This oil on panel painting, by Victoria Gitman, was a stunner. It’s just over a square foot, and has just exactly as much detail as it needs to achieve the proper poignancy.

A detail. See?

This piece was the real stunner in the show. We have three tinted acrylic rings (seen on the left part of the image), hung from a device on the ceiling that slowly rotates each one at a different rate/direction. A tightly focused beam of light (from a very complicated light, not pictured) shines through them and projects the ever-changing image onto the wall (right part of the image). The lines projecting vertically from the center were much brighter in reall life, and the motion is really what makes it. The effect is like a million dollar kaleidoscope (it probably is a million bucks . . .) for adults. Not sure who the artist is (best guess: Olafour Eliasson); neugerriemschneider gallery, which also had some other great stuff.

Basel always brings a few great abstract expressionists. Here’s a spiffy little Motherwell.
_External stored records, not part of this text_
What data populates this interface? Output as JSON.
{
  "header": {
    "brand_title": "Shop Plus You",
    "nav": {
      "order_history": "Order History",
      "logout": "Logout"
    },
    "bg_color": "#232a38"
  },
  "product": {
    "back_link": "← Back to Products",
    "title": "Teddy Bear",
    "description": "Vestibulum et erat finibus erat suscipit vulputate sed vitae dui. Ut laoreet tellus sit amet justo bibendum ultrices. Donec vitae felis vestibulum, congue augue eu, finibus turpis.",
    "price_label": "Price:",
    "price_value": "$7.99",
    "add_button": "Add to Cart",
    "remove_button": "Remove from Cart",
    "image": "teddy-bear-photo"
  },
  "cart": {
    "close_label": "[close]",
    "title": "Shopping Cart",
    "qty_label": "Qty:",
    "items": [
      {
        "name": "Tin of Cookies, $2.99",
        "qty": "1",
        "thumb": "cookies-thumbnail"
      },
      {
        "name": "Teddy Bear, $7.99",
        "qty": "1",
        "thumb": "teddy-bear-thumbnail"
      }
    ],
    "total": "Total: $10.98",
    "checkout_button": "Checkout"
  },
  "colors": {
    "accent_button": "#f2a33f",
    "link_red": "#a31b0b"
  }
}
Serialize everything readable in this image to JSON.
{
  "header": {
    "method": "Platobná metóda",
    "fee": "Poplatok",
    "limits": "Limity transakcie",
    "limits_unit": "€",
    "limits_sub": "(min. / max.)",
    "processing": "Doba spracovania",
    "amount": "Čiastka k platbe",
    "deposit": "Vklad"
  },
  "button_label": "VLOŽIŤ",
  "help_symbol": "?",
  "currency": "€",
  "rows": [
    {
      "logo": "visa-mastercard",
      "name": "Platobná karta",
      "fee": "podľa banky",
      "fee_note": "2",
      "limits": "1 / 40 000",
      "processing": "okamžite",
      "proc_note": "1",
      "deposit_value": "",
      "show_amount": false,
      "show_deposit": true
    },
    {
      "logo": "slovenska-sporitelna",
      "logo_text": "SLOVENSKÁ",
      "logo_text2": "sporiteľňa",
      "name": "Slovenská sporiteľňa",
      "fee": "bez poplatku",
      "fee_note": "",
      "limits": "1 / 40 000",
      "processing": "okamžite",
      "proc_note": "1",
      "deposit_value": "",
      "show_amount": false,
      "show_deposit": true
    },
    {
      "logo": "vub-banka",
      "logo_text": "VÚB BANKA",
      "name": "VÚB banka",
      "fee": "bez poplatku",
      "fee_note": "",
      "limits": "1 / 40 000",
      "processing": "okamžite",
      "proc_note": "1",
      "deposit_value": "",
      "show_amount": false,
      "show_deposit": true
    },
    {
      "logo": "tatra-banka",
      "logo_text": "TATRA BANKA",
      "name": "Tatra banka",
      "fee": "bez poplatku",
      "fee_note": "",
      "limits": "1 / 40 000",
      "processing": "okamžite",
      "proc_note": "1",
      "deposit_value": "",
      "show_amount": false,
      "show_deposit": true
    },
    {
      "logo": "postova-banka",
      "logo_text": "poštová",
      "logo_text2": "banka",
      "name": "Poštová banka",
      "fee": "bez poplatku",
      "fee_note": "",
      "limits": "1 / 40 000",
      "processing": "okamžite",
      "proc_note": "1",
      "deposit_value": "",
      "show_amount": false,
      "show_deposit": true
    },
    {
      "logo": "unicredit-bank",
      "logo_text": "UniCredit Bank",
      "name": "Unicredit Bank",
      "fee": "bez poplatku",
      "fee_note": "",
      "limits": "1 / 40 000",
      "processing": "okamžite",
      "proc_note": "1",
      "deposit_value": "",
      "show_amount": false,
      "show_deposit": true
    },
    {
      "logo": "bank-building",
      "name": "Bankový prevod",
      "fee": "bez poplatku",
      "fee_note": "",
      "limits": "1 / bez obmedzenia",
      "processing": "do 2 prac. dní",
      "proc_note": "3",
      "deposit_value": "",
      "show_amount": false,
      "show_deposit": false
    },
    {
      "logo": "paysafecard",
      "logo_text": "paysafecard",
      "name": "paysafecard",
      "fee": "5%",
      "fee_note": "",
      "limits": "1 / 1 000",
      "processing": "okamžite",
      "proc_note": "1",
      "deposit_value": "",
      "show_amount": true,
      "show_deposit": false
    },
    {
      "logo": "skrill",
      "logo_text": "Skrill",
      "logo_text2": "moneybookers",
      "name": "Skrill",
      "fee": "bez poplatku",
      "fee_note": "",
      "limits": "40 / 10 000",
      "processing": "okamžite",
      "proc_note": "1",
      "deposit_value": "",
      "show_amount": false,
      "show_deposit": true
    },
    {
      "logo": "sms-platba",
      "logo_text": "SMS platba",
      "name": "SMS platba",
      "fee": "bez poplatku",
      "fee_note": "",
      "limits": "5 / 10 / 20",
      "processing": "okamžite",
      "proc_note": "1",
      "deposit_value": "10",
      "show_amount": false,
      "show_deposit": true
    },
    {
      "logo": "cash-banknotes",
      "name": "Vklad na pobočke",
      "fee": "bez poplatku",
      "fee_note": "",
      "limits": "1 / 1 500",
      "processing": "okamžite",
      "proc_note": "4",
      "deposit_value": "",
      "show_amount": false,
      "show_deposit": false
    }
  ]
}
A photo of a spectacular Helen Frankenthaler piece was ruined by poor autofocus.

This is from a group of three photos of people standing in front of mural-sized paintings. They look like paintings at first glance, then like photos. Interestingly, they would be effective pictures even if they weren’t media-mashing.

Way too much Ed Ruscha. Somebody get this crap away from me (and paint the library).

A surprising little Andy Warhol screenprint of a ferry ticket. (With more bad glare plus lens distortion.)

This Mark Ryden painting will steal the show for a certain contingent. Nice, especially the frame, which often gets cropped from reproductions.

Video/computer work didn’t get as much representation as in past years (fine with me). This is one of three computer-animation pieces by Gary Hill, each of which shows two objects moving together, yet not interacting, in the same virtual space. Simple and effective.

A cute elevator installation, just about the right size for GI-Joe. This one was fully functional, with lights changing and doors opening/closing.

A Bevis ‘n Butthead sculpture at Ambrosino. Yes, the t-shirt says “FART IN AMERICA.” Guess what the other one says…

A great (and very painterly, somehow) photograph by Mauricio Alejo at Galeria Ramis Barquet. Eloquent, smart, and very, very beautiful.

More later!

Permalink/Comments